Try it:
Please find the lines in the following records that hold "image", and copy them.

Data records for software interfaces
----
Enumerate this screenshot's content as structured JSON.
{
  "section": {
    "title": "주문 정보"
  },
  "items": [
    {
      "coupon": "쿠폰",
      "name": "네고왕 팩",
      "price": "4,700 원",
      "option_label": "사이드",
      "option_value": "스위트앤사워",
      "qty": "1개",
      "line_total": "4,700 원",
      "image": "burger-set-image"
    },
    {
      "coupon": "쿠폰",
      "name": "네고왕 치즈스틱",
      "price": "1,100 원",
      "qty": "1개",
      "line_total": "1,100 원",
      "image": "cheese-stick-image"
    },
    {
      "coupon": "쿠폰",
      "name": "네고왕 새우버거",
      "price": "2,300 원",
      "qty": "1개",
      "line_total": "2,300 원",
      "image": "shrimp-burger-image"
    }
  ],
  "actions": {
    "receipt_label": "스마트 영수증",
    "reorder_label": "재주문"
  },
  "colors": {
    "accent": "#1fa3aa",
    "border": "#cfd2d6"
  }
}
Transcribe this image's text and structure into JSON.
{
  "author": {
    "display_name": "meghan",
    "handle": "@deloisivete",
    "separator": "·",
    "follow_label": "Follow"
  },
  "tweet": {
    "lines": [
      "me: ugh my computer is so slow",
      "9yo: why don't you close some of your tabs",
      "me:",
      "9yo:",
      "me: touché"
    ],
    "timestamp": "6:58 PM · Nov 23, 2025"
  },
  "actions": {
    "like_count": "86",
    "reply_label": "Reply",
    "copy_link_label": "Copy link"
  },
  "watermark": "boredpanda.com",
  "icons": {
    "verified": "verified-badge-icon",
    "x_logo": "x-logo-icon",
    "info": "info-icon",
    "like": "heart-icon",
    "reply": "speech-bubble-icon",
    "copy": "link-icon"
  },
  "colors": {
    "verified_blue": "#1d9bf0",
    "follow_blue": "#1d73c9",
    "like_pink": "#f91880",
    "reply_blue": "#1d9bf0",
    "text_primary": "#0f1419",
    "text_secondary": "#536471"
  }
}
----
Written solution:
      "image": "burger-set-image"
      "image": "cheese-stick-image"
      "image": "shrimp-burger-image"
Transcribe this image's text and structure into JSON.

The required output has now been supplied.